In this optional section you’re going to authenticate your dynamic routing advertisements using RIPv2 MD5 authentication. This will help prevent attackers from subverting your routing infrastructure by easily advertising bogus information, which could be make it easy to launch attacks such as man-in-the-middle (MitM) and denial-of-service (DoS).
The original version of RIP didn’t support authentication (or variable-length subnet masks, known as VLSM, which we also think of as class-less addressing), and so should never be used.
RIPv2 supports at least two forms of authentication. The first is a plain-text password, so is only useful for protecting against accidental misconfiguration, not deliberate attacks. You should instead use the MD5 form of authentication. To allow keys to be changed, a number of different passwords can be entered simultaneously, identified by an index. We’re just going to use a single password, so our index will be 1 (the lowest index allowable).
RIPv2 Authentication is enabled on a per-interface basis, so
on R1 we shall need to enable authentication on two interfaces:
eth1.10 and eth1.20, as those are the interface which are
connected to other RIP routers. The configuration command is
ethernet eth1 vif
10 ip rip authentication md5 1 password
OurSharedSecret. The shared
secret has to be the same on each link, but does not need to be
the same throughout the RIP routing domain. When you have made the
configuration change to all the routers, ensure that it is all
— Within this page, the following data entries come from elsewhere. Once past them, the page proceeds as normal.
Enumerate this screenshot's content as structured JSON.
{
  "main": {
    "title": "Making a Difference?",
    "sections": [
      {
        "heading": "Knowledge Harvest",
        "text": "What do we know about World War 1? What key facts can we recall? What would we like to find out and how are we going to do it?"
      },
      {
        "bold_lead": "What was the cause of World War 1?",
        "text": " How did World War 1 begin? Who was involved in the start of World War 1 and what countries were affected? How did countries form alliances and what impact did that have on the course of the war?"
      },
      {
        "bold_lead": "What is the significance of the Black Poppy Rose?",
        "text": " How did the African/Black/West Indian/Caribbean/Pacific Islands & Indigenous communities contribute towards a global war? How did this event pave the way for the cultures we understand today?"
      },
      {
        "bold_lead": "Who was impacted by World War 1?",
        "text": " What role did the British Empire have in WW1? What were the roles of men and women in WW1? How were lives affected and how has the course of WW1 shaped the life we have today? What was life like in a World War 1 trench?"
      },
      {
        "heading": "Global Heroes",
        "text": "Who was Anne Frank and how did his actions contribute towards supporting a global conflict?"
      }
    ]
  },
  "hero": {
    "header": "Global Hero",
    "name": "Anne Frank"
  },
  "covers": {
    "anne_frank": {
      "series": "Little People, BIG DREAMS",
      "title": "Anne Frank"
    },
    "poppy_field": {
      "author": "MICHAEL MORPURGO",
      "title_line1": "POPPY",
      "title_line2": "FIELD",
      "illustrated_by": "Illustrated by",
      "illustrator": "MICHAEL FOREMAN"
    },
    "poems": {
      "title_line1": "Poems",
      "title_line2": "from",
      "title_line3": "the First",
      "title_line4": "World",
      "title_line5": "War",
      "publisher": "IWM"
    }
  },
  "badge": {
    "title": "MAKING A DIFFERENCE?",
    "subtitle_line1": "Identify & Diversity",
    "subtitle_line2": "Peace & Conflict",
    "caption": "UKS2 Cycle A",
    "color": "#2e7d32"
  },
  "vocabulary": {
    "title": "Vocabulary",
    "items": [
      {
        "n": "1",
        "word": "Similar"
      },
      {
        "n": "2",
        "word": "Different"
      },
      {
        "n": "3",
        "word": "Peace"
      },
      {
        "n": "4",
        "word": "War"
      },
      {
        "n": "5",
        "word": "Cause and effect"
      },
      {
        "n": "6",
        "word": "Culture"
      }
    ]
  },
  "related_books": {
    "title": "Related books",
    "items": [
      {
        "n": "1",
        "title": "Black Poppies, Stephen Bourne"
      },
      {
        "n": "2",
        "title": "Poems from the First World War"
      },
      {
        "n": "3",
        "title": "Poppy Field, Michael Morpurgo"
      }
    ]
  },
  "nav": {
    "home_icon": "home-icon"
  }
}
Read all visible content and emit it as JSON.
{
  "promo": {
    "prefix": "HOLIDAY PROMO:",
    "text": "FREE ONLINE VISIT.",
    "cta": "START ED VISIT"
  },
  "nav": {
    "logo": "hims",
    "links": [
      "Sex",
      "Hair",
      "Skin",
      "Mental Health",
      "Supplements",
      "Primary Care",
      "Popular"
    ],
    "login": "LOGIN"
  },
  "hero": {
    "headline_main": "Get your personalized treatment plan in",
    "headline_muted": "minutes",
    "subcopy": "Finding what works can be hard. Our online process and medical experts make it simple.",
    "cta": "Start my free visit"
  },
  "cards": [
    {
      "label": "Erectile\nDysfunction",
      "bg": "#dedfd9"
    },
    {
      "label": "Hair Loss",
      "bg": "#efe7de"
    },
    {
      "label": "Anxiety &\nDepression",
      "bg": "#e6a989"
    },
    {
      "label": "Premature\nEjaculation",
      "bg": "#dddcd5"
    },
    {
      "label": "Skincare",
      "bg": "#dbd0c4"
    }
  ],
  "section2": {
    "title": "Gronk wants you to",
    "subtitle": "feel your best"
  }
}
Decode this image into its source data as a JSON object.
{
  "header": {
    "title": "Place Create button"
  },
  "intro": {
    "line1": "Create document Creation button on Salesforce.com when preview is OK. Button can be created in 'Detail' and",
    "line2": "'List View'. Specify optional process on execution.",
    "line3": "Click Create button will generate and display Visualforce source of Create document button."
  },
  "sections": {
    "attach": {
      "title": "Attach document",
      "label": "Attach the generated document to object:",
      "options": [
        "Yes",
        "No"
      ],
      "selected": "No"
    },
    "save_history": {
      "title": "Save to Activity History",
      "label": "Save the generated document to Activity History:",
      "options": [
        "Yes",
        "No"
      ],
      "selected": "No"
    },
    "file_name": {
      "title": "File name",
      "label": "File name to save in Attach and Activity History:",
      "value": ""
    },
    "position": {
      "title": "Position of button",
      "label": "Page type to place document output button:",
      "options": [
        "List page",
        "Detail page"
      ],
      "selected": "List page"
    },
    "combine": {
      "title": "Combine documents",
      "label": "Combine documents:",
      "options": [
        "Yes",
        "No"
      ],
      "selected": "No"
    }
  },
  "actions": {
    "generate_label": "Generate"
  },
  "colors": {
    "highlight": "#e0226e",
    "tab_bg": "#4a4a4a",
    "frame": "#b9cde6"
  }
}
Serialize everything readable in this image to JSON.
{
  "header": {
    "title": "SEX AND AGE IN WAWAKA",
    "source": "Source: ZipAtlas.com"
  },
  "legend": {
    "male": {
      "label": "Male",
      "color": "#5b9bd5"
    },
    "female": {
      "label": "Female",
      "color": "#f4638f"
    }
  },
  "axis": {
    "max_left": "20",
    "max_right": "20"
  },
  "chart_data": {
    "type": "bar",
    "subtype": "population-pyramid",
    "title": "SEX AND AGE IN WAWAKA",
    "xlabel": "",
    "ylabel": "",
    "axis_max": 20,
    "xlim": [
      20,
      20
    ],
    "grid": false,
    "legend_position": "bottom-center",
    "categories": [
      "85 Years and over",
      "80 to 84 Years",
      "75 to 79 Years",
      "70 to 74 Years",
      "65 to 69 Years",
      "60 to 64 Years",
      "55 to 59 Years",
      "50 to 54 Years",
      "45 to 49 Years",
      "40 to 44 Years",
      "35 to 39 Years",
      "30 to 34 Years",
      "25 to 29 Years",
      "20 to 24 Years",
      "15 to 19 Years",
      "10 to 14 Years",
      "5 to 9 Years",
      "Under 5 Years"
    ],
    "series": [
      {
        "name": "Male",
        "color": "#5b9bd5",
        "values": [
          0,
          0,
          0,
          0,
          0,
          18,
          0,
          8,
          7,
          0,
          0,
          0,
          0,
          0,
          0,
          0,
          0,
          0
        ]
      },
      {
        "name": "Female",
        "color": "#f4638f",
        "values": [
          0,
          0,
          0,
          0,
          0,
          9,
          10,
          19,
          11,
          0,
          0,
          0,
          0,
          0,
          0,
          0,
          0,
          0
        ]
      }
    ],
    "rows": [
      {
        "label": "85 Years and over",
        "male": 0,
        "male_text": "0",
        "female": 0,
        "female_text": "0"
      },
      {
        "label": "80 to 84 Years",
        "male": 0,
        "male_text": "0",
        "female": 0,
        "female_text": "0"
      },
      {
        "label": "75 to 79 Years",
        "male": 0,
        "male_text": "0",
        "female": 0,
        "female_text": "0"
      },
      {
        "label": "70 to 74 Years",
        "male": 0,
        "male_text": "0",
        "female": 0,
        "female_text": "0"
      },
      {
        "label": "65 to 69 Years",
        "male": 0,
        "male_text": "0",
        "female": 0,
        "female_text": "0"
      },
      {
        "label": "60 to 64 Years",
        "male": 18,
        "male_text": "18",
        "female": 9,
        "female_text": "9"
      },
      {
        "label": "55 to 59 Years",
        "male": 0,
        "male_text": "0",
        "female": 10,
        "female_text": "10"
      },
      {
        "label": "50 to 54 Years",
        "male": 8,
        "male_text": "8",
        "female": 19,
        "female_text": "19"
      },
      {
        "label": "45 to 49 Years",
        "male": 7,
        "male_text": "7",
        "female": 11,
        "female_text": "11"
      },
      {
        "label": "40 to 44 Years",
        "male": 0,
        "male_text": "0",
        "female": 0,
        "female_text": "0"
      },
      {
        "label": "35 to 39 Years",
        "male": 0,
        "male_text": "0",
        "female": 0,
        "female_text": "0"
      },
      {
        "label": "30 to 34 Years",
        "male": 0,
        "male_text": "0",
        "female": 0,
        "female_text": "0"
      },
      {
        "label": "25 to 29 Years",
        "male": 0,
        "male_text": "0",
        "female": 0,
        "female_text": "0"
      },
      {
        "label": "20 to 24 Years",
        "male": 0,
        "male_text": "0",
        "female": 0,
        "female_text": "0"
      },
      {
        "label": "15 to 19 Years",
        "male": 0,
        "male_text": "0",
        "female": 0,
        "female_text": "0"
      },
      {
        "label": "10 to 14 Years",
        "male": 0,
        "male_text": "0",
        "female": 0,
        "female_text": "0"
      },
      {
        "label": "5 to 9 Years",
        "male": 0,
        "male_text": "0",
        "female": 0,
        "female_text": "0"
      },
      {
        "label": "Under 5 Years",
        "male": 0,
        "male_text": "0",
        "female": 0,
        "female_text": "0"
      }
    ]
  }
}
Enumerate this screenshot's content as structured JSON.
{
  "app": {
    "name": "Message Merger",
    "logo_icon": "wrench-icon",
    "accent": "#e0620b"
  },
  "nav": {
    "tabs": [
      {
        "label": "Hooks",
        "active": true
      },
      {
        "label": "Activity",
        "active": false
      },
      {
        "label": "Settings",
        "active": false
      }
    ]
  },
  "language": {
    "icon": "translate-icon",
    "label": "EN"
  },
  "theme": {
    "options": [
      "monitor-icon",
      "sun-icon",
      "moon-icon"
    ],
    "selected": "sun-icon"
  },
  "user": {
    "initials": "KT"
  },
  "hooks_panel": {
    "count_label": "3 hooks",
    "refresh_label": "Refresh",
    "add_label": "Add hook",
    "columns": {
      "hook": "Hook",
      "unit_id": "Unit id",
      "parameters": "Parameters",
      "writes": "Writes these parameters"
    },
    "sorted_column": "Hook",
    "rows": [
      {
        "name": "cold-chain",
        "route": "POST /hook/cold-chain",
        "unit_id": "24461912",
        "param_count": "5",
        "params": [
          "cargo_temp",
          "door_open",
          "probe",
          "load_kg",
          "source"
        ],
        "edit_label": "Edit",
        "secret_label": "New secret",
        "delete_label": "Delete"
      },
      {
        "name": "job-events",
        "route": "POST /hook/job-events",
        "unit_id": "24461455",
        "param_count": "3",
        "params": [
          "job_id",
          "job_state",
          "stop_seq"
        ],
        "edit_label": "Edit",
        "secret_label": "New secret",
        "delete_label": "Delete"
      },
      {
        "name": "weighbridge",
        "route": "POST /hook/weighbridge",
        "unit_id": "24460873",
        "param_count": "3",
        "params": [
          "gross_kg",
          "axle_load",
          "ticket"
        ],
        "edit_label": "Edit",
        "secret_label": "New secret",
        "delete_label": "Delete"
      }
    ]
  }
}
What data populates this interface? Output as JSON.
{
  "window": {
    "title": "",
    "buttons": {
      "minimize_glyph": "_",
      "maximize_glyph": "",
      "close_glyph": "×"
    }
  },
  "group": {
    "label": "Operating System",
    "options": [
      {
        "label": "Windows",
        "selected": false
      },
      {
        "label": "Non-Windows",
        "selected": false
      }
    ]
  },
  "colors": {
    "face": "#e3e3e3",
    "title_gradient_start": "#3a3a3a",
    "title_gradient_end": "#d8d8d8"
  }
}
working. Use run show ip rip status to inspect
the status of the RIP agents. Refer to the Vyatta RIP Reference
for further commands.